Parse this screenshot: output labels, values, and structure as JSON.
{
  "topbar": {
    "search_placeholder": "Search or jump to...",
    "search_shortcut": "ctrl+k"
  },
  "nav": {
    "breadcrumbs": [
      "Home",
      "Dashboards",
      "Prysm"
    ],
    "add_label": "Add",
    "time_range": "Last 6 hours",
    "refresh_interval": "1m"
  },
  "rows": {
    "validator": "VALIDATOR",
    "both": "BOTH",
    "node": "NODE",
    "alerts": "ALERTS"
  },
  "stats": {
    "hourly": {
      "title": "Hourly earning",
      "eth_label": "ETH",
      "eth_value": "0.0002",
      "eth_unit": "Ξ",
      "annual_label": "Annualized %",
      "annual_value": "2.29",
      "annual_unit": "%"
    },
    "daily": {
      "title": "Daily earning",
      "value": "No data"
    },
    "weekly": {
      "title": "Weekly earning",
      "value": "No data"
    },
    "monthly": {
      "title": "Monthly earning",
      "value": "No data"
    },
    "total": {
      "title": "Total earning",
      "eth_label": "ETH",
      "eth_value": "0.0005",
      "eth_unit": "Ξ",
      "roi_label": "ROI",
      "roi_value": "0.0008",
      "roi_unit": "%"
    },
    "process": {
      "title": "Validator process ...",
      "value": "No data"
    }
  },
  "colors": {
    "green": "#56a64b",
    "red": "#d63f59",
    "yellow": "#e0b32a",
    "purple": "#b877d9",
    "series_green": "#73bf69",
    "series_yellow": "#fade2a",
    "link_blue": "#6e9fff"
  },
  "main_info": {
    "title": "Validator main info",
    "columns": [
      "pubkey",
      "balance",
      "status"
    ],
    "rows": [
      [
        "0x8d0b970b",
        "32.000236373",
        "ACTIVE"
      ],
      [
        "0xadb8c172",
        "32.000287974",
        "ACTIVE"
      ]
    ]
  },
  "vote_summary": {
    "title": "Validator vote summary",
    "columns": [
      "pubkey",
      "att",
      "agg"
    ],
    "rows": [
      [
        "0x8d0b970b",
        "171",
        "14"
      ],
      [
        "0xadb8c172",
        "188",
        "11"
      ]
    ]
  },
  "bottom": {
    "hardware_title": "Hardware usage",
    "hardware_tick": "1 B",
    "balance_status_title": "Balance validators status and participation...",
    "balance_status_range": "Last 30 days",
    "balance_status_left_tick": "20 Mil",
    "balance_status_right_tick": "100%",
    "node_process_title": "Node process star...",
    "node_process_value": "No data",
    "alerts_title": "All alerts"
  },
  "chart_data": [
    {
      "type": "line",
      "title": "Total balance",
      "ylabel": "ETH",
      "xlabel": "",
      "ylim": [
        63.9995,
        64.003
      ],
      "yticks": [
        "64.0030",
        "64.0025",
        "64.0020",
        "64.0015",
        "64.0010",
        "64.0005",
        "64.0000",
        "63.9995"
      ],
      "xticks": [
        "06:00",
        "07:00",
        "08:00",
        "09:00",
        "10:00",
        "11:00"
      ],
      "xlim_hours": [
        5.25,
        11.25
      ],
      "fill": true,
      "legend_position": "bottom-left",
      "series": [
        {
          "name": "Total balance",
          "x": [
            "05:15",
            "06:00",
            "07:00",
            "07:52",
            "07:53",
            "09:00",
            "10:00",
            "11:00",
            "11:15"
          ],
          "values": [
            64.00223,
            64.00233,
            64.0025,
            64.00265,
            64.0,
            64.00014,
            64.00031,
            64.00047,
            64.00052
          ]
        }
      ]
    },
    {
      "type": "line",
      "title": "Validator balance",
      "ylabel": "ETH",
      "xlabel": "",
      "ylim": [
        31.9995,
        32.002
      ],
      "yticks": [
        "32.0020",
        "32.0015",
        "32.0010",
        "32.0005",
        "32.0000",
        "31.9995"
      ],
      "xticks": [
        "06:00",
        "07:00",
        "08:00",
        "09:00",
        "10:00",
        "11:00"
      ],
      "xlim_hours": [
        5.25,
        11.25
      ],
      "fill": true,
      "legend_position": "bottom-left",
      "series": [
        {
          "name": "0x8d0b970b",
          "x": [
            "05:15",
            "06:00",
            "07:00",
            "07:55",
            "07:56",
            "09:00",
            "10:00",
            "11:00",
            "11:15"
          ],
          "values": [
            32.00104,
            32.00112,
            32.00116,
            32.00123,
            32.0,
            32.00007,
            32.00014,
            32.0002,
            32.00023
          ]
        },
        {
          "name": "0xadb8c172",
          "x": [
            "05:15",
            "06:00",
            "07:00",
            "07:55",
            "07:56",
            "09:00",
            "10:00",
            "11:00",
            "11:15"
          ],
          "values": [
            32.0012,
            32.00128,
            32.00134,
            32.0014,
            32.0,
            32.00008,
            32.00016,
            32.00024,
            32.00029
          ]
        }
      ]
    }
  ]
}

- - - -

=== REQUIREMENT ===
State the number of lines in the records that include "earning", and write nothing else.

=== WRITTEN SOLUTION ===
5